The only thing that can mess with your plans is a pesky Status Quo card. These are somewhat akin to epidemics in Pandemic. The really bad things trigger when these are drawn and are somewhat randomly distributed throughout the deck. While you may not have completely accurate information, it’s more predictable than many similar games.

All of the individual sectors of the game are interconnected. The major burden of each sector has an associated minor burden in another sector (i.e. water withdrawal is the major burden of industry and the minor burden of agriculture). Players must transform major burdens first and minor burdens can only be transformed if the adjacent major burdens are dealt with. There is no way to solve a single slice of the world without impacting others, and this is one of the features of this game I love.

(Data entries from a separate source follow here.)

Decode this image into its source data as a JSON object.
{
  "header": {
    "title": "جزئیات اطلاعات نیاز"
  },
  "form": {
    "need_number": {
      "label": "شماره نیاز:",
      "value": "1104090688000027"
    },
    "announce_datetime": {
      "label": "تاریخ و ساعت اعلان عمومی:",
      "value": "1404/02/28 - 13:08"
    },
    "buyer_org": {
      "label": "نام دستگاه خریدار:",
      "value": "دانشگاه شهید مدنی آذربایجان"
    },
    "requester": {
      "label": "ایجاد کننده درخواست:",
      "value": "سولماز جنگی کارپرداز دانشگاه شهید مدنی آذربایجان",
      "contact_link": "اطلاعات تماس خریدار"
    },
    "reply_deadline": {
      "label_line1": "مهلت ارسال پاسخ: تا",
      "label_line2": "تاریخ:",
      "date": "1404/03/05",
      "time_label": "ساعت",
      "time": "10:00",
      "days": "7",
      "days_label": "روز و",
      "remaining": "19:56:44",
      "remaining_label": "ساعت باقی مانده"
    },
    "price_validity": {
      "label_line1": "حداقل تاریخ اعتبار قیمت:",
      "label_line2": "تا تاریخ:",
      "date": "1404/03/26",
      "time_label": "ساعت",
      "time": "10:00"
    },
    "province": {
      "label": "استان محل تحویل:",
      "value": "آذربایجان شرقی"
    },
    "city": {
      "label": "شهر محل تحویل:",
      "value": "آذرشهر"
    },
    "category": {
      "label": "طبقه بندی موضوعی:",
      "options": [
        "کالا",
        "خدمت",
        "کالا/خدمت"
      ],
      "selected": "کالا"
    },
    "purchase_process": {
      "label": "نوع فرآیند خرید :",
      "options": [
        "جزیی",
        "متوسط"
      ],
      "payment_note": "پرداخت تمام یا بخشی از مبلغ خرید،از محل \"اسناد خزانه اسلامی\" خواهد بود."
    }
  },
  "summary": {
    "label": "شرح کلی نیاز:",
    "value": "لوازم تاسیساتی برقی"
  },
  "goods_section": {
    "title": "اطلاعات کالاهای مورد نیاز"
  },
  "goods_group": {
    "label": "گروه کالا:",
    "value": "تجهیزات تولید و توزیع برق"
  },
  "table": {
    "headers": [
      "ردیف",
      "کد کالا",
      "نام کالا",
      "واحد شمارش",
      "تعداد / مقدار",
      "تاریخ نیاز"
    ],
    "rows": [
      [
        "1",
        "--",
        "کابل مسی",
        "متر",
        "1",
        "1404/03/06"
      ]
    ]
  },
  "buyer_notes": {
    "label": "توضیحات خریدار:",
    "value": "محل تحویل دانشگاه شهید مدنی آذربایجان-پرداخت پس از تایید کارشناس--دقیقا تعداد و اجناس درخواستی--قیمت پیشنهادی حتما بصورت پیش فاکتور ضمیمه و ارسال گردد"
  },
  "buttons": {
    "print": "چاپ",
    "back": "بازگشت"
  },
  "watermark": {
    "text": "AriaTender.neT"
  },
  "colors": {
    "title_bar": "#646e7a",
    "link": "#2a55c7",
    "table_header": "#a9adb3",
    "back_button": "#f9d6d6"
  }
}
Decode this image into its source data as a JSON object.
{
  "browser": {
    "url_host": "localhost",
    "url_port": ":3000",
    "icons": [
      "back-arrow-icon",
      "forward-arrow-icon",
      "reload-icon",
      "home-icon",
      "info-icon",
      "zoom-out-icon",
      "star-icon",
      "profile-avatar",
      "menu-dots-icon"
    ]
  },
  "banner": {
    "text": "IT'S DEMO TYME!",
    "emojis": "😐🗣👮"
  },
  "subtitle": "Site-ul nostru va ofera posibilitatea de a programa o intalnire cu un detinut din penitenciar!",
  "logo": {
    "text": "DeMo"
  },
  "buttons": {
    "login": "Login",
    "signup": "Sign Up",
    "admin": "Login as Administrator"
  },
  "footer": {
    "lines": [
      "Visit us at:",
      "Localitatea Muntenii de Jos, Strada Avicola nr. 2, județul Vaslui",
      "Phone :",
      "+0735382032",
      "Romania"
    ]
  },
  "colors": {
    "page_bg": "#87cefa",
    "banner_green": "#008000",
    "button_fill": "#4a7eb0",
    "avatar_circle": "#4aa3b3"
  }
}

But the game doesn’t boil down to just going around and cleaning up strain. Each practice that is implemented can support two meeples, taking them out of poverty, thus reducing the strain increased by the two phases of the Strain phase. In this way, even unsustainable practices can be important as poverty is also a source of strain on the system. Players must manage to keep the population supported before just dismantling everything that is unsustainable. If it cannot be replaced with a sustainable practice more of the population falls into poverty and causes increased strain.

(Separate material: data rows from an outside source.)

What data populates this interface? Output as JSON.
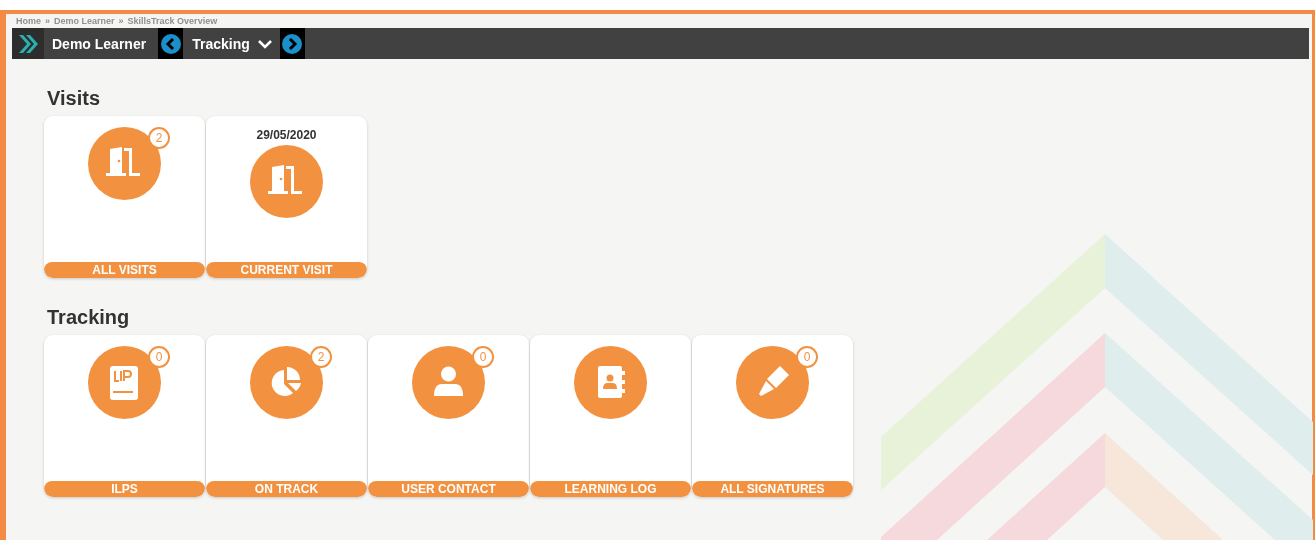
{
  "breadcrumb": {
    "items": [
      "Home",
      "Demo Learner",
      "SkillsTrack Overview"
    ],
    "separator": "»"
  },
  "nav": {
    "learner": "Demo Learner",
    "section": "Tracking"
  },
  "sections": [
    {
      "title": "Visits",
      "tiles": [
        {
          "kind": "door",
          "badge": "2",
          "label": "ALL VISITS"
        },
        {
          "kind": "door",
          "date": "29/05/2020",
          "label": "CURRENT VISIT"
        }
      ]
    },
    {
      "title": "Tracking",
      "tiles": [
        {
          "kind": "book",
          "badge": "0",
          "label": "ILPS"
        },
        {
          "kind": "pie",
          "badge": "2",
          "label": "ON TRACK"
        },
        {
          "kind": "user",
          "badge": "0",
          "label": "USER CONTACT"
        },
        {
          "kind": "contacts",
          "label": "LEARNING LOG"
        },
        {
          "kind": "pen",
          "badge": "0",
          "label": "ALL SIGNATURES"
        }
      ]
    }
  ]
}
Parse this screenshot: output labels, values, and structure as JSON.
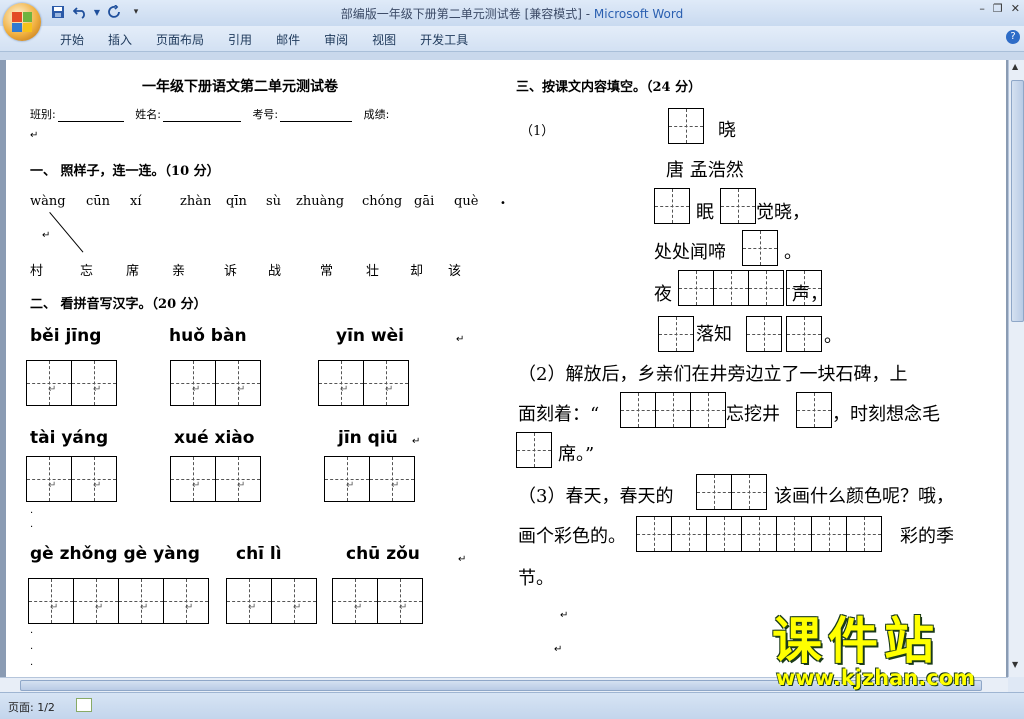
{
  "window": {
    "title": "部编版一年级下册第二单元测试卷 [兼容模式] - ",
    "app": "Microsoft Word",
    "controls": {
      "minimize": "–",
      "restore": "❐",
      "close": "✕"
    }
  },
  "qat": {
    "save_icon": "save-icon",
    "undo_icon": "undo-icon",
    "redo_icon": "redo-icon",
    "customize_icon": "customize-icon"
  },
  "ribbon": {
    "tabs": [
      "开始",
      "插入",
      "页面布局",
      "引用",
      "邮件",
      "审阅",
      "视图",
      "开发工具"
    ],
    "help": "?"
  },
  "status": {
    "page": "页面: 1/2"
  },
  "doc": {
    "title": "一年级下册语文第二单元测试卷",
    "info": {
      "class": "班别:",
      "name": "姓名:",
      "exam_no": "考号:",
      "score": "成绩:"
    },
    "sec1": {
      "heading": "一、 照样子，连一连。（10 分）",
      "pinyin": [
        "wàng",
        "cūn",
        "xí",
        "zhàn",
        "qīn",
        "sù",
        "zhuàng",
        "chóng",
        "gāi",
        "què"
      ],
      "hanzi": [
        "村",
        "忘",
        "席",
        "亲",
        "诉",
        "战",
        "常",
        "壮",
        "却",
        "该"
      ]
    },
    "sec2": {
      "heading": "二、 看拼音写汉字。（20 分）",
      "row1": [
        "běi jīng",
        "huǒ bàn",
        "yīn wèi"
      ],
      "row2": [
        "tài yáng",
        "xué xiào",
        "jīn qiū"
      ],
      "row3": [
        "gè  zhǒng gè  yàng",
        "chī   lì",
        "chū zǒu"
      ]
    },
    "sec3": {
      "heading": "三、按课文内容填空。（24 分）",
      "q1_label": "（1）",
      "poem_title_end": "晓",
      "author": "唐  孟浩然",
      "line1_a": "眠",
      "line1_b": "觉晓，",
      "line2_a": "处处闻啼",
      "line2_b": "。",
      "line3_a": "夜",
      "line3_b": "声，",
      "line4_a": "落知",
      "line4_b": "。",
      "q2_a": "（2）解放后，乡亲们在井旁边立了一块石碑，上",
      "q2_b1": "面刻着：“",
      "q2_b2": "忘挖井",
      "q2_b3": "，时刻想念毛",
      "q2_c": "席。”",
      "q3_a1": "（3）春天，春天的",
      "q3_a2": "该画什么颜色呢？哦，",
      "q3_b1": "画个彩色的。",
      "q3_b2": "彩的季",
      "q3_c": "节。"
    }
  },
  "watermark": {
    "cn": "课件站",
    "en": "www.kjzhan.com"
  }
}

At the end of the twenty years, the game often comes down to the last few actions to see if the final transformations can be done. It isn’t easy to win and requires a bit of tactical thinking and PLANNING ahead, taking full advantage of each character’s unique abilities, and smart planning. The co-op element is pretty key; fail to work together and you will lose!

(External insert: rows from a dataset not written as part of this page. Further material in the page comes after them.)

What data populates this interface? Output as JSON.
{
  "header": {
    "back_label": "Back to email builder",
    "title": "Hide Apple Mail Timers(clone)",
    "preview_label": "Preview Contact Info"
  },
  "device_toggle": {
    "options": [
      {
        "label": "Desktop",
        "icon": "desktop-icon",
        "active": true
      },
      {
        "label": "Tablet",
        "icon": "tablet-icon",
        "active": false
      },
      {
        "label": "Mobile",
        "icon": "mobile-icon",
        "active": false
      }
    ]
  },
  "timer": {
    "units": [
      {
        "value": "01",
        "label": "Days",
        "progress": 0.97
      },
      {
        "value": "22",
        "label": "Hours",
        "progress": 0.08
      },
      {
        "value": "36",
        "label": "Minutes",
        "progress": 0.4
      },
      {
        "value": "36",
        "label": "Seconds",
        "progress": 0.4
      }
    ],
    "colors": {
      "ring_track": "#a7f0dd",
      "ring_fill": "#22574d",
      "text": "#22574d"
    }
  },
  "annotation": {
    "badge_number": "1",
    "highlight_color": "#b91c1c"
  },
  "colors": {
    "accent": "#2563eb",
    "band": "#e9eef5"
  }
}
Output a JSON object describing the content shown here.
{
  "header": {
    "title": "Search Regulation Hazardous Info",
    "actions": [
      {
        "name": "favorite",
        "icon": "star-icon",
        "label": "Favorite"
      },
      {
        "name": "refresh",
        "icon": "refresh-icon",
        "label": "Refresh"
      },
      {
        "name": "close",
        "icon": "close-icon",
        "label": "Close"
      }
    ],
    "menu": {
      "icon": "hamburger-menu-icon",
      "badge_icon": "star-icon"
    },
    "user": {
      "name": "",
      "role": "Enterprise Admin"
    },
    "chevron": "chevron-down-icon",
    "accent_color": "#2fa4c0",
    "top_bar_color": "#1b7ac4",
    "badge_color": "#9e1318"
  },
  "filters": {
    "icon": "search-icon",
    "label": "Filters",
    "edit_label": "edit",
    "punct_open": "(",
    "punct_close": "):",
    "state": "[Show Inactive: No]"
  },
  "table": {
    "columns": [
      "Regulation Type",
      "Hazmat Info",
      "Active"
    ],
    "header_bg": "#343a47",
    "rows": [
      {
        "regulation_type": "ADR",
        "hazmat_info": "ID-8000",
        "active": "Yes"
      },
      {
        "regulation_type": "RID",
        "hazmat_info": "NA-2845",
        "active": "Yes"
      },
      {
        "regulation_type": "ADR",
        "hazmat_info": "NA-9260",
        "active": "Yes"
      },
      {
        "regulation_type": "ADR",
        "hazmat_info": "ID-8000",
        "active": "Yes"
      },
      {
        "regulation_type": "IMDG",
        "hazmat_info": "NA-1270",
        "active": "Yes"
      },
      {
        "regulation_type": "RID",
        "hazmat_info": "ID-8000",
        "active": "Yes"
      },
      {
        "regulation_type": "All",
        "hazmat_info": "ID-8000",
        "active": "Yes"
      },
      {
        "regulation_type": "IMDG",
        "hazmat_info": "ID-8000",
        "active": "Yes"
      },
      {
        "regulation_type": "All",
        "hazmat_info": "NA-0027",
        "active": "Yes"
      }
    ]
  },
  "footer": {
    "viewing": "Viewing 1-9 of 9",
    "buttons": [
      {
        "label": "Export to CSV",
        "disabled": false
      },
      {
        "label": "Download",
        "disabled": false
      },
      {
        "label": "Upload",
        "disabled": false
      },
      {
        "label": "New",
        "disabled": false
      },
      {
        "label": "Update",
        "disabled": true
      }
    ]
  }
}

Now obviously Earth Rising has a point of view about climate change. I am not an expert on the climate, or really sciences of any particular sort. On the face of it, what the game considers to be sustainable versus unsustainable makes sense, and certainly portrays the real-life problems better than other games might, such as Pandemic where cubes are sick people and you just remove them. So while I can’t vouch for the science here necessarily, I appreciate both the message overall and how intertwined everything within the game is. I think Earth Rising does a great job of being both a game and educational without ever being over the top about the message they are trying to give.

If a science-based board game about climate change that will have you cooperatively working for the future generations sounds of interest to you, then get a Kickstarter notification for when it goes live for backing!

I played this game with my wife, and while at the beginning we were scratching our heads trying to determine how much importance was placed on switching unsustainable practices over to being sustainable, it eventually clicked and we were soon saving the planet in the 2-player intro mode, and we won! YAY! A quick note about replayability is that the more players you have the harder it is. Whilst we played 2-player, I can imagine it is tougher with more players (we were very quick to determine how to manage the game). It will provide entertainment, as some co-op games sometimes can grind after time, Earth Rising doesn't and you are constantly looking at and assessing the strain coming and looking together at your influences and how to flip your unsustainable practices and poverty. An excellent game, perfect for families (with older children).

(this review did previously come in at a score of 5, but after we did the live playthrough with 3 players it got upgraded, as it takes a different level with 3-4 players) you can watch this live playthrough with games designer Laurie here

Mr Chris the Founder

A solid game lots of co-oportunity (bad pun) but this is a thinking game which sparks cooperation , and has elements that will give your brain a workout, this all with a brilliant message about climate change and saving our planet. Back it, you will not be disappointed!